Are you ready? September has been designated by the Homeland Security Department as National Preparedness Month. This is a nationwide coordinated effort held each September to encourage Americans to take simple steps to prepare for emergencies in their homes, businesses and schools. The Cowlitz County Department of Emergency Management encourages you and your family to be prepared for disasters that may occur locally, nationally or globally. The following is a tip sheet to help families take the necessary steps to become more disaster resilient.

Get a Kit—Get a kit of emergency supplies that will allow you and your family to survive for at least 3 days following a major disaster. The kit should include basic items like water, food, battery-powered radio, flashlights and a first aid kit. For suggestions on making a kit, contact the Department of Emergency Management at (360) 577-3130 or go to

Make a Plan—Plan in advance what you and your family will do in an emergency. Your plan should include a communications plan, a meeting point, and instructions on sheltering-in-place or evacuating. Go to for more information and templates to get you started.

Be Informed—Learn more about the hazards that could affect your community and the appropriate responses to take. For more information on local hazards and emergency plans that have been established in the area, contact the Department of Emergency Management.

Get Involved—After preparing yourself and your family, take the next step: get training in first aid, CPR and emergency response. Contact your local Red Cross chapter for more information.

Monday, August 25, 2008

Terrorism Awareness Course

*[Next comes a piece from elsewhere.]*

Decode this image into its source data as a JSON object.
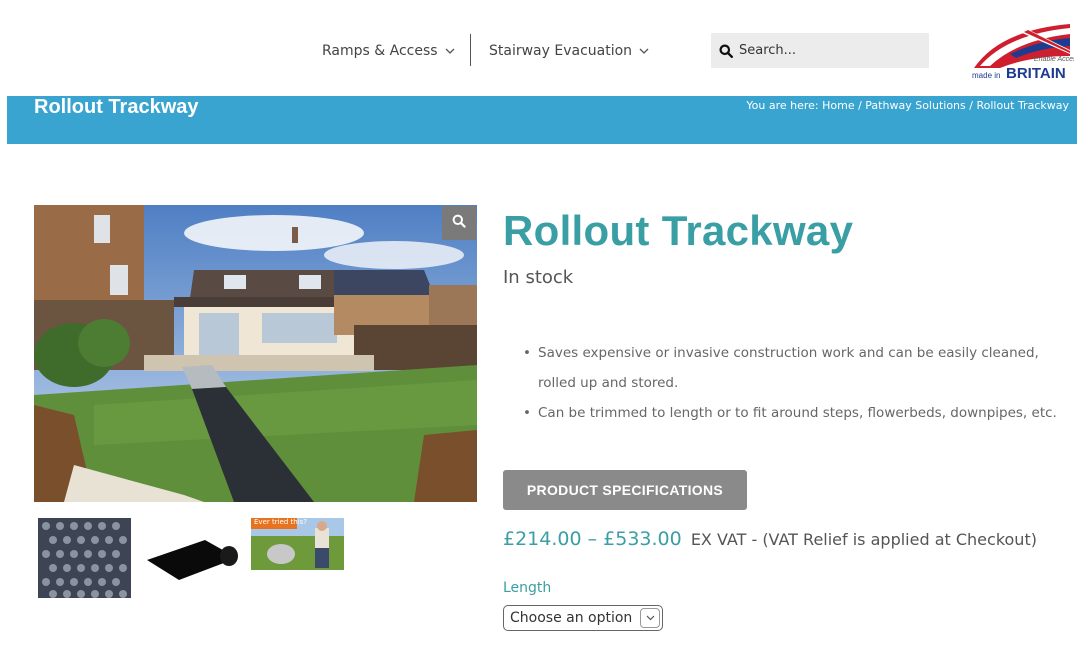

Without education, opinions about terrorism are based on prejudices, fears, and misconceptions. On September 8th from 6:30pm-8:30pm, Battalion Chief Kevin Taylor of the Longview Fire Department will instruct a class about learning the basics of the threat of terrorism. The presentation will be held at the Cowlitz County Training Center (gray building south of the Hall of Justice) 1942 First Avenue, Longview.

This Terrorism Awareness course will help you:
• Understand the threat of terrorism.
• Protect your community using common sense measures.
• Avoid mistakes stemming from misinformation.

If you are interested in attending this presentation, please RSVP to Jennifer Engkraf by phone or email at Hope to see you there!

Psychological First Aid Class

Cowlitz County DEM sponsored a Psychological First Aid class for our volunteers on Thursday, August 21st. We were very fortunate to have Ms. Bernadette Dominguez, RN and Mental Health Planner from the Cities Readiness Initiative to instruct this course. The class taught volunteers the specific skills needed to assist friends, neighbors, coworkers, clients, family members and strangers immediately following any type of tragedy. Psychological first aid teaches workers to assist people in the immediate aftermath of disaster to reduce initial distress, and to foster short and long-term adaptive functioning. It is for use by mental health specialists including first responders, primary and emergency health care providers, school crisis response teams, faith-based organizations, disaster relief organizations, Community Emergency Response Teams and Medical Reserve Corps in diverse settings. Due to the overwhelming interest in this course, we have added a second class that will be held on September 22nd at the PUD Conference Room at 961 12th Avenue in Longview from 6:30pm-8:30pm. If you are interested in attending this free class, please contact Jennifer Engkraf at 577-3130 or